In the Name of God, the Merciful, the Compassionate.
O you people, worship ! 1
If you want to understand what great profit and happiness lie in worship, and what great loss and ruin lie in vice and dissipation listen to and take heed of the following story which is in the form of a comparison:
One time, two soldiers received orders to proceed to a distant city. They set off and travelled together until the road forked. At the fork was a man who said to them, “The road on the right causes no loss at all, and nine out of ten of those who take it receive a high profit and experience great ease. While the road on the left provides no advantages, and nine out of ten of its travellers make a loss. But they are the same as regards distance. Only there is one difference: those who take the left-hand road, which has no rules and no one in authority, travel without baggage and arms. They feel an apparent lightness and deceptive ease. Whereas those travelling on the right-hand road, which is under military order, are compelled to carry a kit-bag full of nutritious rations four okkas or so in weight and a superb army rifle of about two kiyyes 2 which will overpower and rout every enemy.”
After the two soldiers had listened to what this instructive man had to say, the fortunate one took the road to the right. He loaded the weight of one batman onto his back, but his heart and spirit were saved from thousands of bat-mansof fear and feeling obliged to others. As for the other, luckless, soldier, he left the army. He did not want to conform to the order, and he went off to the left. He was released from bearing a load of one batman, but his heart was constricted by thousands of batmans of indebtedness, and his spirit crushed by innumerable fears. He proceeded on his way both begging from everyone and trembling before every object and every event until he reached his destination. And there he was punished as a mutineer and a deserter.
As for the soldier who loved the order of the army, had guarded his kit-bag and rifle, and taken the right-hand road, he had gone on his way being obliged to no one, fearing no one, and with an easy heart and conscience until he reached the city he was seeking.
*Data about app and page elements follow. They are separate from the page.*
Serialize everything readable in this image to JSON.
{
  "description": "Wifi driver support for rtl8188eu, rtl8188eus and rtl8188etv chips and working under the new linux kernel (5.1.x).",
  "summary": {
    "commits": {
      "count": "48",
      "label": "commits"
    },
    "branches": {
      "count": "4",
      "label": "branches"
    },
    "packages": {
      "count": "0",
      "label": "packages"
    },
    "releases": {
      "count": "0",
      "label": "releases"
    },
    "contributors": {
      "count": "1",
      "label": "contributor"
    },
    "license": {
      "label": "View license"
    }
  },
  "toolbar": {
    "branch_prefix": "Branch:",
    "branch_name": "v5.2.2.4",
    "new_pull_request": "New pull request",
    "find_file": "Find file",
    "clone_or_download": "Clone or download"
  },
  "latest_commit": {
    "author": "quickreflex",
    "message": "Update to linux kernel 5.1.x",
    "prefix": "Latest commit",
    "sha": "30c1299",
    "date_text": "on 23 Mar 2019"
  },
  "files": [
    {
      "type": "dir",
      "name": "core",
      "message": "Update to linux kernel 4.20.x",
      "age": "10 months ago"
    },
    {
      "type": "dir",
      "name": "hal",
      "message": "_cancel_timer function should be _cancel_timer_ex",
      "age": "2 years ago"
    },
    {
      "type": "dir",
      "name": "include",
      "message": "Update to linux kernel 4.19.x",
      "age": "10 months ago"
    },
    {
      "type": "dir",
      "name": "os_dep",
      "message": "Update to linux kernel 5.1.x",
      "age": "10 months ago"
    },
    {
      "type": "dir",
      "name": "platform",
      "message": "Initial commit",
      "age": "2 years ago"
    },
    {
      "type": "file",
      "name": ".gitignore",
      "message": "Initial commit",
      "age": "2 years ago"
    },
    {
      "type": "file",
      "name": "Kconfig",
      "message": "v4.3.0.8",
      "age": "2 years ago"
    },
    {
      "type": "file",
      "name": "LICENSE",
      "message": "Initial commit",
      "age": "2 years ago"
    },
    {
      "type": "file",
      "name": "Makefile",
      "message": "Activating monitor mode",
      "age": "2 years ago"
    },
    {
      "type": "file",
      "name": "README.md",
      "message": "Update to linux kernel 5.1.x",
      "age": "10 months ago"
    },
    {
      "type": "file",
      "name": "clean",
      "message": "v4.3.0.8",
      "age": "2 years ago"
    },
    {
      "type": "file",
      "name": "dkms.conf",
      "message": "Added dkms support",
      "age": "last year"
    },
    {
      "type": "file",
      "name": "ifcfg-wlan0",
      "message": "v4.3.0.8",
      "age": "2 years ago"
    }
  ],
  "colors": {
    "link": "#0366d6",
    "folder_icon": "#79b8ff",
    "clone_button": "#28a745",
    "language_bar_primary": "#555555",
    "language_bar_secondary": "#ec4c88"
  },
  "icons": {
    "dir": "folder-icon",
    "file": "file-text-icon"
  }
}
There he received a reward worthy of an honourable soldier who had carried out his duty faithfully.
O rebellious soul, know that one of those two travellers represents those who submit to the Divine Law, while the other represents the rebellious and those who follow their own desires. The road is the road of life, which comes from the Spirit World, passes through the grave, and carries on to the hereafter. As for the kit-bag and rifle, they are worship and fear of God. There is an apparent burden in worship, but there is an ease and lightness in its meaning that defies description. For in the prescribed prayers the worshipper declares, “I bear witness that there is no god but God.” That is to say, he finds the door of a treasury of mercy in everything because he is believing and saying, “There is no Creator and Provider other than Him. Harm and benefit are in His hand. He is both All-Wise; He does nothing in vain, and He is All-Compassionate; His bounty and mercy are abundant.” And he knocks on the door with his supplication. Moreover, he sees that everything is subjugated to the command of his own Sustainer, so he takes refuge in Him. He places his trust in Him and relies on Him, and is fortified against every disaster; his belief gives him complete confidence.
Indeed, like with every true virtue, the source of courage is belief in God, and worship. And as with every iniquity, the source of cowardice is misguidance.
In fact, for a worshipper with a truly illuminated heart, it is possible that even if the globe of the earth became a bomb and exploded, it would not frighten him. He would watch it with pleasurable wonder as a marvel of the Eternally Besought One’s power. But when a famous degenerate philosopher with a so-called enlightened mind but no heart saw a comet in the sky, he trembled on the ground, and exclaimed anxiously: “Isn’t that comet going to hit the earth?” (On one occasion, America was quaking with fear at such a comet, and many people left their homes in the middle of the night.)
Yes, although man is in need of numberless things, his capital is as nothing, and although he is subject to endless calamities, his power too is as nothing. Simply, his capital and power extend only as far as his hand can reach. However, his hopes, desires, pains, and tribulations reach as far as the eye and the imagination can stretch. Anyone who is not totally blind can see and understand then what a great profit, happiness, and bounty for the human spirit, which is thus impotent and weak, and needy and wanting, are worship, affirmation of God’s unity, and reliance on God and submission to Him.
It is obvious that a safe way is preferable to a harmful way, even if the possibility of its safety is only one in ten. But on the way of worship, which our matter here, there is a nine out of ten possibility of it leading to the treasury of eternal happiness, as well as its being safe. While it is established by the testimony —which is at the degree of consensus— of innumerable experts and witnesses that besides being without benefit, and the dissolute even confess to this, the way of vice and dissipation ends in eternal misery. According to the reports of those who have uncovered the mysteries of creation this is absolutely certain.
In Short: Like that of the hereafter, happiness in this world lies in worship and being a soldier for Almighty God. In which case, we should constantly say: “Praise be to God for obedience to him and success,” and we should thank Him that we are Muslims.